    • Smile. Amy Cuddy’s TED Talk on body language has been viewed over 40 million times. Although a lot of the examples she uses in her talk are to do with confidence in particular situations, this can be adapted for life in general. Have you ever tried smiling in the middle of a particularly gruelling workout? It makes it easier to deal with. Smiling can make a lot of things easier to deal with, and it is definitely worth making a habit of plastering a smile on our faces from time to time. That doesn’t mean we should pretend to feel fantastic if we’re really not, but so often we all walk around wearing a mask of indifference, without really realising that we actually look quite grumpy. Try making a conscious effort to smile, and see how it affects your day. 

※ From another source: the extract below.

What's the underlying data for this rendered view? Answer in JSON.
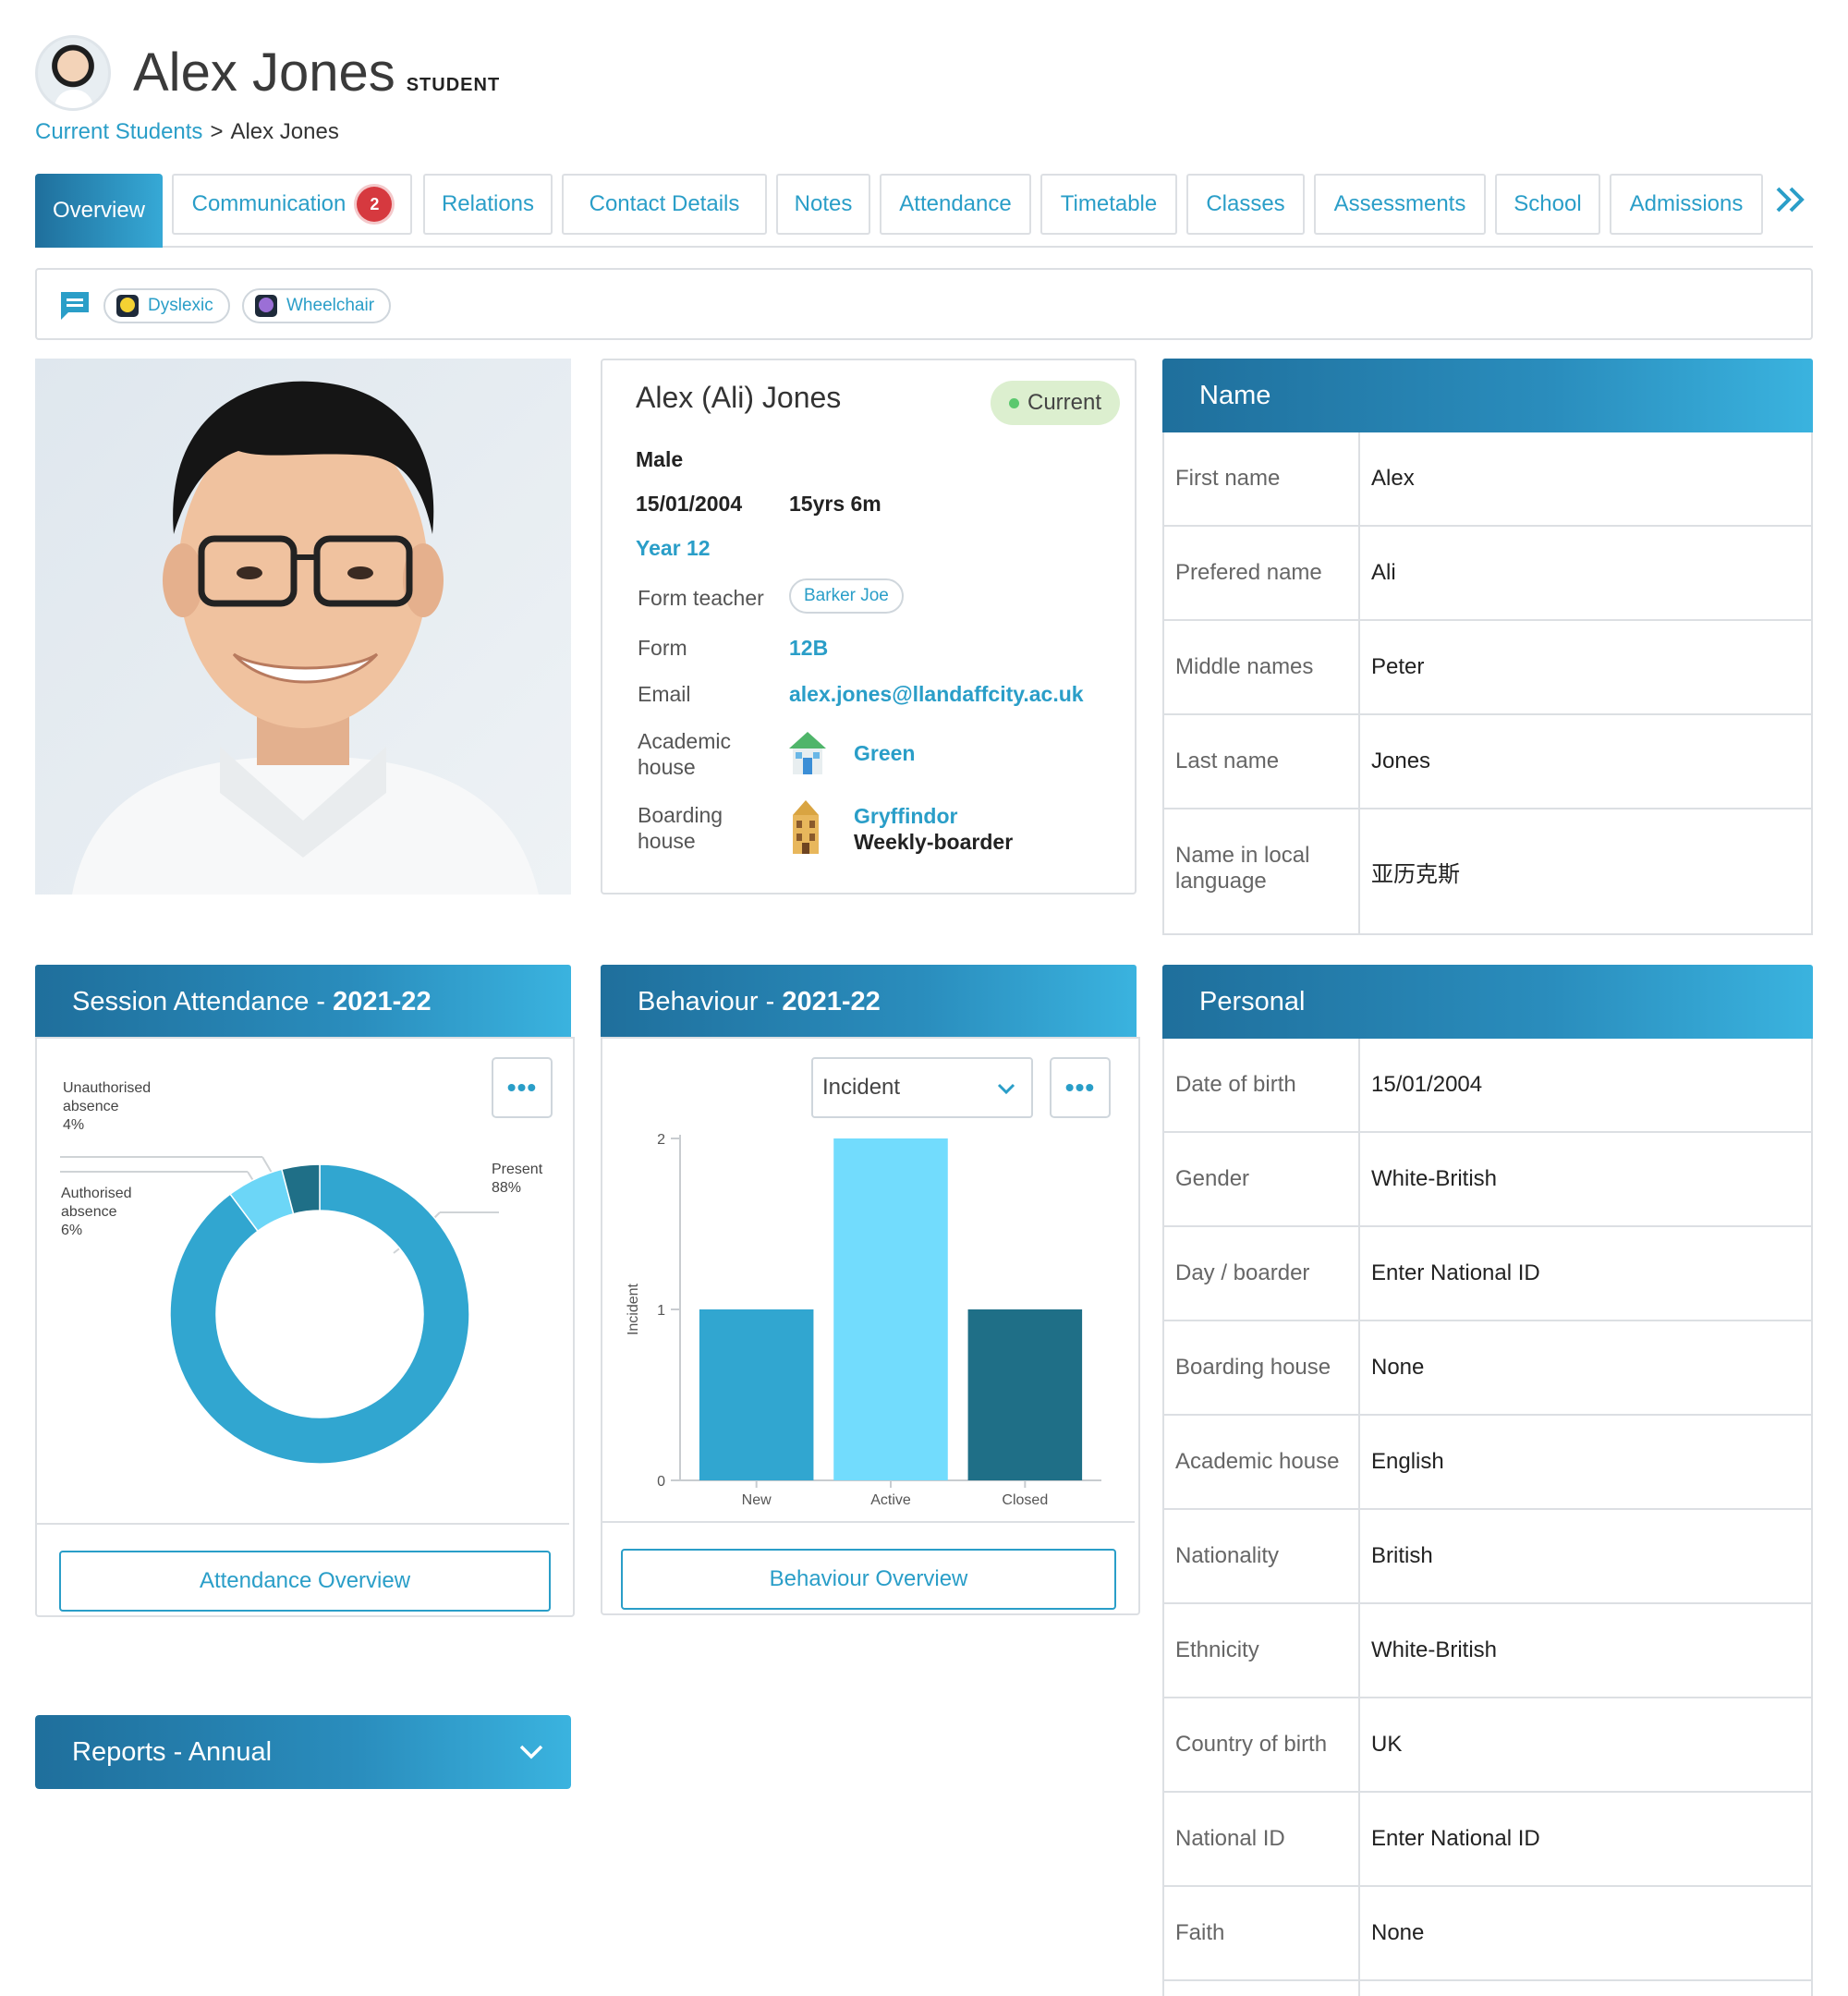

    • Accept compliments. When someone gives you a compliment, it is a gift; when you brush it off with “oh, this old thing?” or “oh, I don’t feel pretty today!” it’s tantamount to shoving that gift back in their face. It also reinforces the idea that we’re not worthy of that compliment. The next time someone says you look nice today, or your hair looks good, respond with a smile and a “thank you.” It feels good, doesn’t it? So many of us have difficulty accepting kindness from others, but if you weren’t fishing for a compliment and it came to you any way, accept it graciously. 
    • Help others. Helping others is actually incredibly good for our mental wellbeing. Simple things like offering to bring a friend’s child to football practice or holding a door open for someone give us that little boost of confidence that we’re a good person and we’ve done a good thing. You might decide to donate to charity, to help a neighbour with their shopping or even to tend someone’s garden for them. Anything you do that helps someone else will actually help you too. Become familiar with that warm, fuzzy feeling of having done a good deed. 
    Of course, if you are experiencing mental health problems you should always consult with a doctor or mental health professional. Mental illness can be an awful, torturous experience and something that is better prevented than cured. Remember to be kind to yourself, and to preserve and boost your mental wellness wherever and whenever you are able. 

    If you are struggling with mental health right now, please call the Samaritans’ free 24-hour helpline on 116 123.